What needs to be done
Copy each line of the data that has "JSON" in it.

(Items from an interface collection)
'''

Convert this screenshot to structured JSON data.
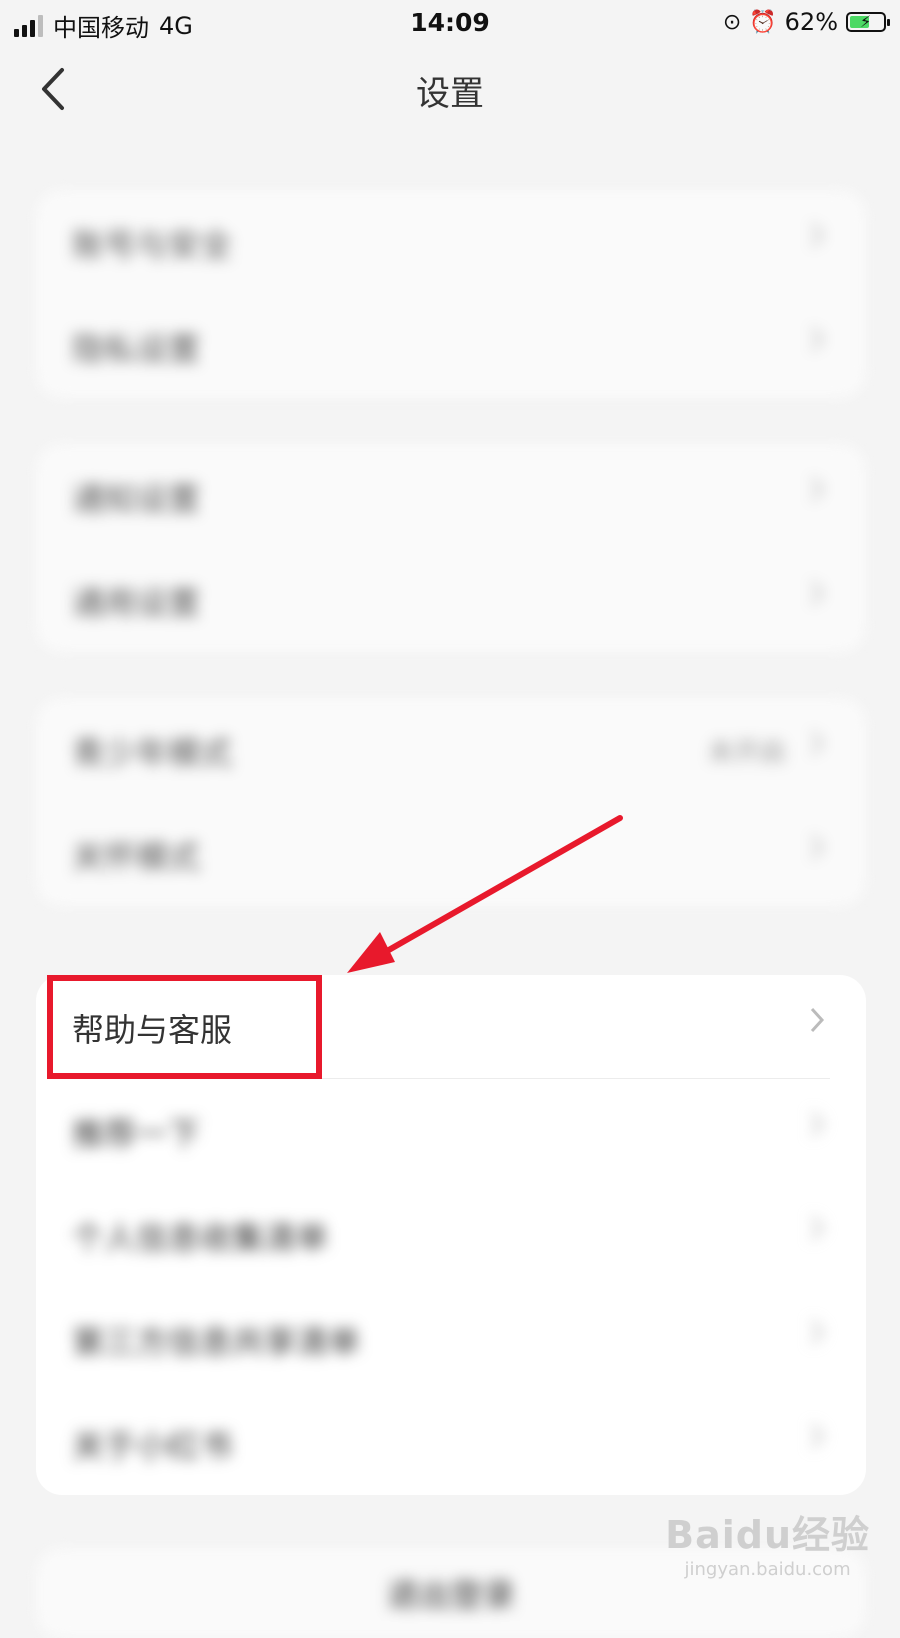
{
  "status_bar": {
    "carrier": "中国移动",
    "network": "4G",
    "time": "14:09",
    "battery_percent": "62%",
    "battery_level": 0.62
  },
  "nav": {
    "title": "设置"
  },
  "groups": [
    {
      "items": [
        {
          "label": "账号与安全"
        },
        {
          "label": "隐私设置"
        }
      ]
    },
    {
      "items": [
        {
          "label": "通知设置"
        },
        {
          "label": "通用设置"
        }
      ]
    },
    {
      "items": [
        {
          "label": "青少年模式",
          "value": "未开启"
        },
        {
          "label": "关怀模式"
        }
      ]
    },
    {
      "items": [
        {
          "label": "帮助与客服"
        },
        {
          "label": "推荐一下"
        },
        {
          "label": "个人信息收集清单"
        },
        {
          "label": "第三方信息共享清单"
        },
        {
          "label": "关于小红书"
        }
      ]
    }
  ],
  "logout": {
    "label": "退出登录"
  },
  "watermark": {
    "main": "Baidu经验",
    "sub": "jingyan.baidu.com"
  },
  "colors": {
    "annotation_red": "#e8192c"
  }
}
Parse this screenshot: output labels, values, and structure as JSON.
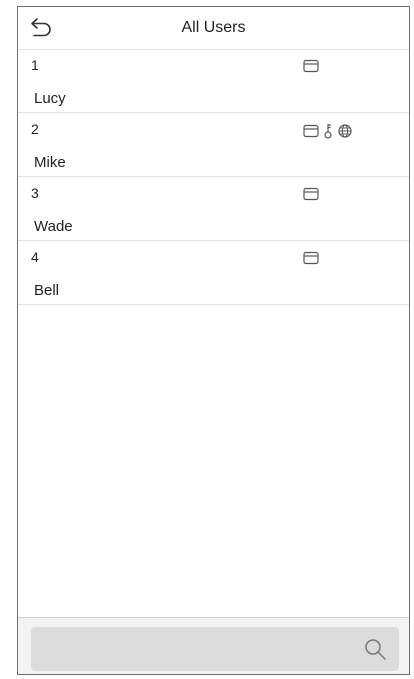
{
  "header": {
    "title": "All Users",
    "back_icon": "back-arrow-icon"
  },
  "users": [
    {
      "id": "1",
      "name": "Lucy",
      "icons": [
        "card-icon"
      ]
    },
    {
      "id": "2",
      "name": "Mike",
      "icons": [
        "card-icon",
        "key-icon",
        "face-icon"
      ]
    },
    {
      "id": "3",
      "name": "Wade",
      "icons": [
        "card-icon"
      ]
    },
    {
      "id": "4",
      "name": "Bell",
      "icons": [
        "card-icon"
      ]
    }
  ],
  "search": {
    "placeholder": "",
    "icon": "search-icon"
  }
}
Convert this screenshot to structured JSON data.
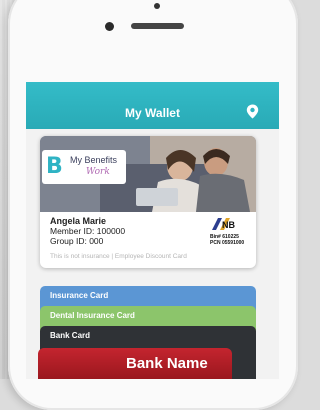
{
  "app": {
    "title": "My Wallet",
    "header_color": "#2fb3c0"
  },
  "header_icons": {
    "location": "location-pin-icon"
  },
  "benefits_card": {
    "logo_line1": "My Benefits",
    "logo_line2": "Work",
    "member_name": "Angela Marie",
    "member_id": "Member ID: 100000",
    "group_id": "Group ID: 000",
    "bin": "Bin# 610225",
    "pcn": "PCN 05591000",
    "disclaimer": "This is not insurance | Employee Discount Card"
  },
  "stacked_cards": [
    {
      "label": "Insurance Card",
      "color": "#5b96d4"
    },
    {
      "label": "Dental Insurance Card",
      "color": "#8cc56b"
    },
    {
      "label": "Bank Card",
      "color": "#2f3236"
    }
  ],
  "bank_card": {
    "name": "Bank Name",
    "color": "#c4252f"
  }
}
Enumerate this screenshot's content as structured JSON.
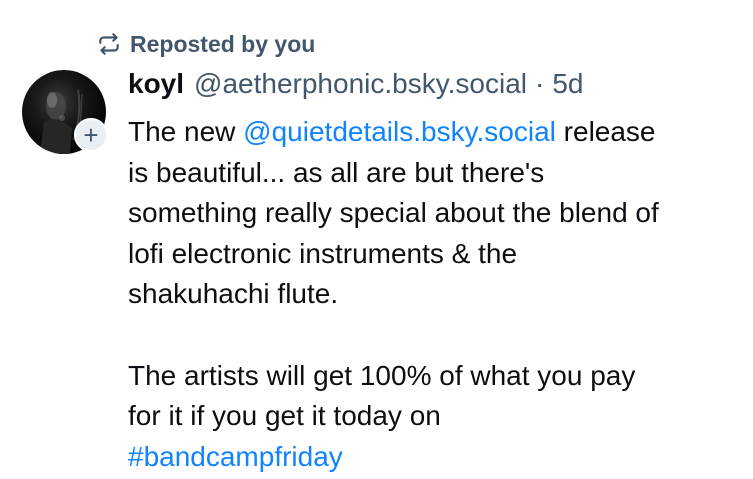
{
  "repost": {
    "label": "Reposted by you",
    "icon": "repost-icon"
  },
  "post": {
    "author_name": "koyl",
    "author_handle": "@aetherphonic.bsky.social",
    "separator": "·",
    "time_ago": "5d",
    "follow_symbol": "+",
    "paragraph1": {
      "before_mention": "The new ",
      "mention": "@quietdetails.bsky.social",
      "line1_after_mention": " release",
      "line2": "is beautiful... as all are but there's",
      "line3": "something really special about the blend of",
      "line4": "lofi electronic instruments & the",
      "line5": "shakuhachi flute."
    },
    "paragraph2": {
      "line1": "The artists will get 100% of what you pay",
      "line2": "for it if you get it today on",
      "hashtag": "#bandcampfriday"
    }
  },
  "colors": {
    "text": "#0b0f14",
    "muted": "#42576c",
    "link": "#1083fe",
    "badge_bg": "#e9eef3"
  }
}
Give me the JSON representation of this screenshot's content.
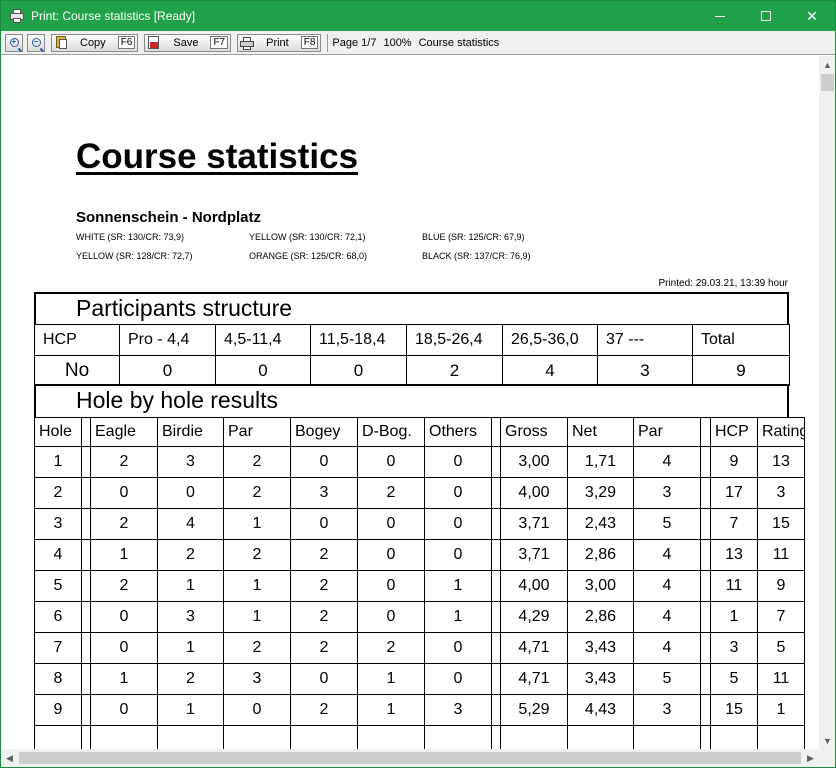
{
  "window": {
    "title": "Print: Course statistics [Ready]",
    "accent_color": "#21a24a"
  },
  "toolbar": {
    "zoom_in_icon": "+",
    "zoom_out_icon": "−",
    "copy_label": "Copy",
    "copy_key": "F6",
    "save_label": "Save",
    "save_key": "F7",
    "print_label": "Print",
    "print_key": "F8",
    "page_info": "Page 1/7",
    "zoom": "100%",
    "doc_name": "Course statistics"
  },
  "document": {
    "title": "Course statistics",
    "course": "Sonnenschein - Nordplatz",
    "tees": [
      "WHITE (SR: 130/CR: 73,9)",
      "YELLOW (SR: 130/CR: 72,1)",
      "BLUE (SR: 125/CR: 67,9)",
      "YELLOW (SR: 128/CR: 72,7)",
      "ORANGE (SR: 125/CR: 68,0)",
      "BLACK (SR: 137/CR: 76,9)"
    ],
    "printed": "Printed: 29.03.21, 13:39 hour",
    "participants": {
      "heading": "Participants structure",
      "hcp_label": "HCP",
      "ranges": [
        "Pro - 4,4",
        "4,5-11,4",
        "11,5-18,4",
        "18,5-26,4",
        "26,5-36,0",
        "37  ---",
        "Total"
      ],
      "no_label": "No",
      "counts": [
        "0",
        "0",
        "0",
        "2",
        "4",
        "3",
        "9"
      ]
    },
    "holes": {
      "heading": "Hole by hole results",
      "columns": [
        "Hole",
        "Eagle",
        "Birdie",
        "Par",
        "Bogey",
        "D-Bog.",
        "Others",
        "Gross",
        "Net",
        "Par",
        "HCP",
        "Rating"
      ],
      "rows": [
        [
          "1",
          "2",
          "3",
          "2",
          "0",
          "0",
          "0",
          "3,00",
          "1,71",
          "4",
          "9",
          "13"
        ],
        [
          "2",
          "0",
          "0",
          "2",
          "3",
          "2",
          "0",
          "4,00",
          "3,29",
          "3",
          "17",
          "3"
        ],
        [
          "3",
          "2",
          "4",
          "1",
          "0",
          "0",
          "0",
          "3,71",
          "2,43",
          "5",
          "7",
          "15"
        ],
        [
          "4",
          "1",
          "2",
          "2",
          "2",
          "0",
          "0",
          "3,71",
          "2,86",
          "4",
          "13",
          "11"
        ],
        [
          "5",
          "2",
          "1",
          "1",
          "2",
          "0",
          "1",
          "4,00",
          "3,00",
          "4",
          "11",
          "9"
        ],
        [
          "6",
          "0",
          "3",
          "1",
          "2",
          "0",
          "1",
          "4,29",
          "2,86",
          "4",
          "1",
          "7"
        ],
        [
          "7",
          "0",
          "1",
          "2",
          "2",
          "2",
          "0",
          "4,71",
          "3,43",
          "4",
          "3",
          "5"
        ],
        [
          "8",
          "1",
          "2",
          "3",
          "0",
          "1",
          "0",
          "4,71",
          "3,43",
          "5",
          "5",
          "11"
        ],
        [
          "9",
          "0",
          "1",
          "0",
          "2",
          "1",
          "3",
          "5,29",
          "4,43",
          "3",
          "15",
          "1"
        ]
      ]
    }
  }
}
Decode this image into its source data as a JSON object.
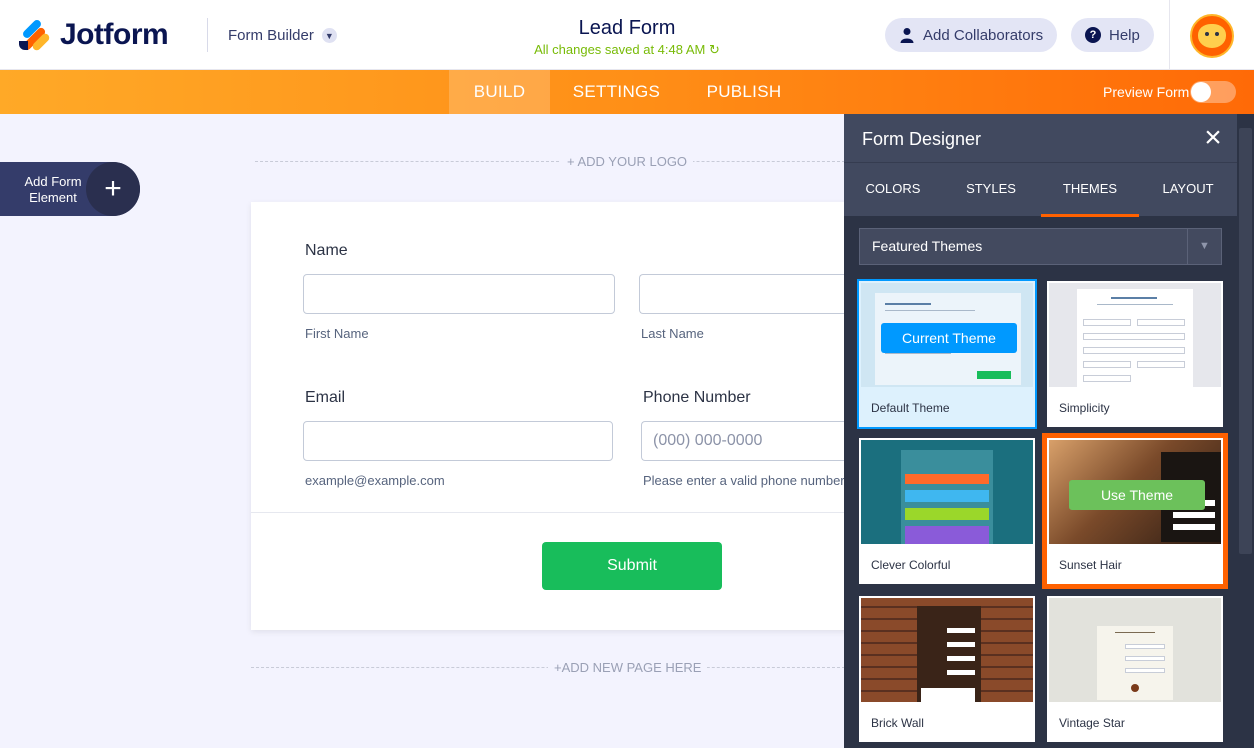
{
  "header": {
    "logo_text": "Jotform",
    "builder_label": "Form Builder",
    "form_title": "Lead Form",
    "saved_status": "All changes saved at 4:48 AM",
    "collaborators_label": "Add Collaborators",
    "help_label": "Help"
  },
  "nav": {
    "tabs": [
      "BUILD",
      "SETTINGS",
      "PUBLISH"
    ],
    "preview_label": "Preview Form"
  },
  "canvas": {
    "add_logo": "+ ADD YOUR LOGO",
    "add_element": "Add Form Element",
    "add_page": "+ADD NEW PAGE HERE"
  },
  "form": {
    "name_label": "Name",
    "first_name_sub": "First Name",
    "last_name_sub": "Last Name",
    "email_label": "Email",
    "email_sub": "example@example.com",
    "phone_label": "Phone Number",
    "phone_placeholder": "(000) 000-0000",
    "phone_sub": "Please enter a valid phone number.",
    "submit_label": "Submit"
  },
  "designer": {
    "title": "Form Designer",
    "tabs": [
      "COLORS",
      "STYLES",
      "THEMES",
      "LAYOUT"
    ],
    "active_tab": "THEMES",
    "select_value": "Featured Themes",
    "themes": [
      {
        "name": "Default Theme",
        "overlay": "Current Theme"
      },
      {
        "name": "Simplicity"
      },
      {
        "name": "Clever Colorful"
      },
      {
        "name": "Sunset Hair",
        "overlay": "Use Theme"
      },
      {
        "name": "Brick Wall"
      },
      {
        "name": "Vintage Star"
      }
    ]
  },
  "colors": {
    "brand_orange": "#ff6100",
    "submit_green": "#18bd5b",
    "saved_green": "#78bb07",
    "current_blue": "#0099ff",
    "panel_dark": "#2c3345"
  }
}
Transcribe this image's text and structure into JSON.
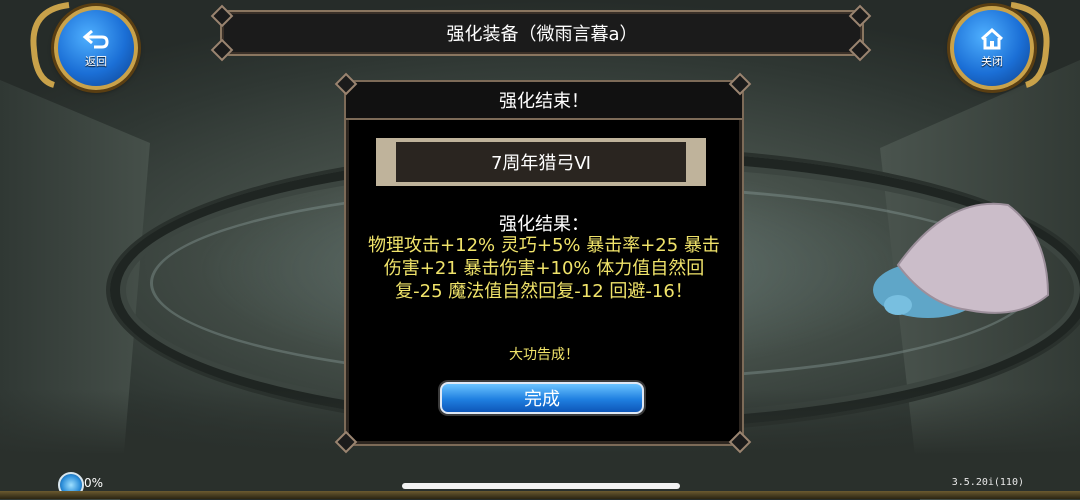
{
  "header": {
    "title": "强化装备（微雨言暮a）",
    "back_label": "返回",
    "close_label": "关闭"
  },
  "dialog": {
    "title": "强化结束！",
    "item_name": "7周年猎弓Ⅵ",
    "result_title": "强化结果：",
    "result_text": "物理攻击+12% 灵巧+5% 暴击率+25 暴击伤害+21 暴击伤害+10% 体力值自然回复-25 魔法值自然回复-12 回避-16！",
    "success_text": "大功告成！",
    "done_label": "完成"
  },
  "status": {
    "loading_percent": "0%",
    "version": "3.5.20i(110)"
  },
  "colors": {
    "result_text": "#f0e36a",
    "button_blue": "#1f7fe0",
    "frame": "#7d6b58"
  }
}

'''

Result of this task
Convert this screenshot to structured JSON data.
Parse this screenshot: output labels, values, and structure as JSON.
Convert this screenshot to structured JSON data.
Enumerate this screenshot's content as structured JSON.
Give me the JSON representation of this screenshot's content.
Decode this image into its source data as a JSON object.
Transcribe this image's text and structure into JSON.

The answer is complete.